As an alternative, consider Plan B.

Congressional Democrats create a crisis around the executive privilege/contempt citation issue by issuing a subpoena to Libby (with a grant of immunity), voting a contempt citatation when he doesn’t show up on Bush’s orders, making a referral to the U.S. Attorney that Bush blocks, and then voting a Congressional arrest warrant.

If Bush moves to block Libby’s arrest, I doubt the courts would back him; the precedents for Congressional arrest are old (none since 1934) but still valid. It’s hard for Bush to claim that Libby’s arrest would impinge on Presidential power, since Libby doesn’t work for him anymore.
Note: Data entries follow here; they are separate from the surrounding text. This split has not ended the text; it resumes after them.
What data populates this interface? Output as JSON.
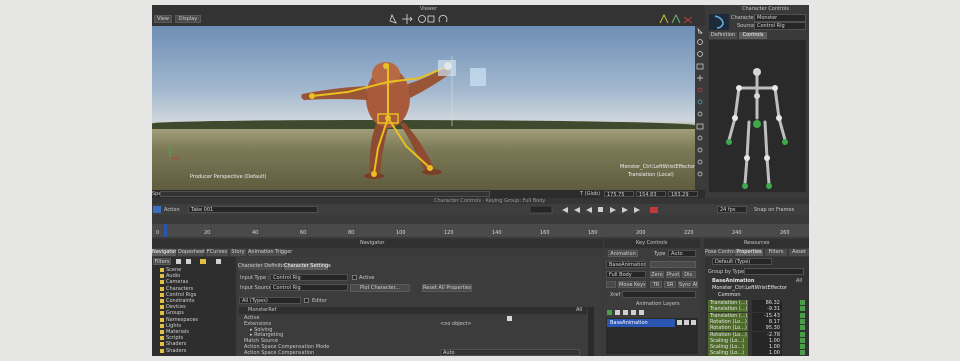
{
  "top": {
    "title": "Viewer",
    "view_menu": "View",
    "display_menu": "Display",
    "character_controls_title": "Character Controls",
    "character_label": "Character",
    "character_value": "Monster",
    "source_label": "Source",
    "source_value": "Control Rig",
    "tabs": [
      "Definition",
      "Controls"
    ]
  },
  "viewport": {
    "camera_label": "Producer Perspective (Default)",
    "selection_label_1": "Monster_Ctrl:LeftWristEffector",
    "selection_label_2": "Translation (Local)"
  },
  "status": {
    "speed_label": "Speed",
    "coord_label": "T (Glob)",
    "coord_x": "175.75",
    "coord_y": "154.83",
    "coord_z": "183.29",
    "mode_text": "Character Controls  ·  Keying Group: Full Body"
  },
  "transport": {
    "action_label": "Action",
    "take_label": "Take 001",
    "fps_value": "24 fps",
    "snap_label": "Snap on Frames"
  },
  "ruler": {
    "ticks": [
      "0",
      "20",
      "40",
      "60",
      "80",
      "100",
      "120",
      "140",
      "160",
      "180",
      "200",
      "220",
      "240",
      "260"
    ]
  },
  "navigator": {
    "title": "Navigator",
    "tabs": [
      "Navigator",
      "Dopesheet",
      "FCurves",
      "Story",
      "Animation Trigger"
    ],
    "filter_label": "Filters",
    "tree": [
      "Scene",
      "Audio",
      "Cameras",
      "Characters",
      "Control Rigs",
      "Constraints",
      "Devices",
      "Groups",
      "Namespaces",
      "Lights",
      "Materials",
      "Scripts",
      "Shaders",
      "Shaders"
    ]
  },
  "character": {
    "tabs": [
      "Character Definition",
      "Character Settings"
    ],
    "input_type_label": "Input Type :",
    "input_type_value": "Control Rig",
    "active_label": "Active",
    "input_source_label": "Input Source :",
    "input_source_value": "Control Rig",
    "plot_button": "Plot Character...",
    "reset_button": "Reset All Properties",
    "properties_filter": "All (Types)",
    "editor_label": "Editor",
    "section": "MonsterRef",
    "rows": [
      "Active",
      "Extensions",
      "Solving",
      "Retargeting",
      "Match Source",
      "Action Space Compensation Mode",
      "Action Space Compensation"
    ],
    "extensions_value": "<no object>",
    "compensation_mode_value": "Auto",
    "all_label": "All"
  },
  "key_controls": {
    "title": "Key Controls",
    "animation_label": "Animation",
    "type_label": "Type",
    "type_value": "Auto",
    "layer_value": "BaseAnimation",
    "keying_value": "Full Body",
    "buttons": [
      "Zero",
      "Pivot",
      "Dis."
    ],
    "more_buttons": [
      "Move Keys",
      "TR",
      "SR",
      "Sync All"
    ],
    "xref_label": "Xref",
    "animation_layers_title": "Animation Layers",
    "layer_name": "BaseAnimation"
  },
  "resources": {
    "title": "Resources",
    "tabs": [
      "Pose Controls",
      "Properties",
      "Filters",
      "Asset"
    ],
    "object_field": "Default (Type)",
    "group_label": "Group by Type",
    "tree_root": "BaseAnimation",
    "tree_child": "Monster_Ctrl:LeftWristEffector",
    "common_label": "Common",
    "all_label": "All",
    "values": [
      {
        "label": "Translation (...)",
        "value": "86.32"
      },
      {
        "label": "Translation (...)",
        "value": "-9.31"
      },
      {
        "label": "Translation (...)",
        "value": "-15.43"
      },
      {
        "label": "Rotation (Lo...)",
        "value": "8.17"
      },
      {
        "label": "Rotation (Lo...)",
        "value": "95.30"
      },
      {
        "label": "Rotation (Lo...)",
        "value": "-2.78"
      },
      {
        "label": "Scaling (Lo...)",
        "value": "1.00"
      },
      {
        "label": "Scaling (Lo...)",
        "value": "1.00"
      },
      {
        "label": "Scaling (Lo...)",
        "value": "1.00"
      }
    ]
  },
  "colors": {
    "accent_blue": "#3a6fc4",
    "bone_yellow": "#e8c020",
    "selection_green": "#48a048"
  }
}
So either Libby turns himself in and either testifies or sits in the DC jail, or he stays out, a fugitive from justice. Since LIbby doesn’t have Secret Service protection, the arrest warrant could be served without an armed confrontation. Either way, he’s not a sympathetic character.

In the meantime, one of the two Appropriations Committees zeroes out Cheneys White House office (leaving him his Senate office) and takes 95% cuts in the White House press office, political affairs office, personnel office, and whatever unit holds the agency liaisons, and forbidding details to any of the units getting a cut. That actually works, meaning that Bush and Cheney have much less actual capacity to do harm. Constitutionally, no one doubts Congress has the power to refuse to appropriate money. Substantively, the cuts are fully justified by the fact that the units being cut are units over which Bush says Congress can’t exercise oversight, because of his claims of executive privilege.

Can anyone think of an advantage &#8212 either substantive or political &#8212 of impeachment over Plan B? I can’t.

Author: Mark Kleiman

Professor of Public Policy at the NYU Marron Institute for Urban Management and editor of the Journal of Drug Policy Analysis. Teaches about the methods of policy analysis about drug abuse control and crime control policy, working out the implications of two principles: that swift and certain sanctions don't have to be severe to be effective, and that well-designed threats usually don't have to be carried out. Books: Drugs and Drug Policy: What Everyone Needs to Know (with Jonathan Caulkins and Angela Hawken) When Brute Force Fails: How to Have Less Crime and Less Punishment (Princeton, 2009; named one of the "books of the year" by The Economist Against Excess: Drug Policy for Results (Basic, 1993) Marijuana: Costs of Abuse, Costs of Control (Greenwood, 1989) UCLA Homepage Curriculum Vitae Contact: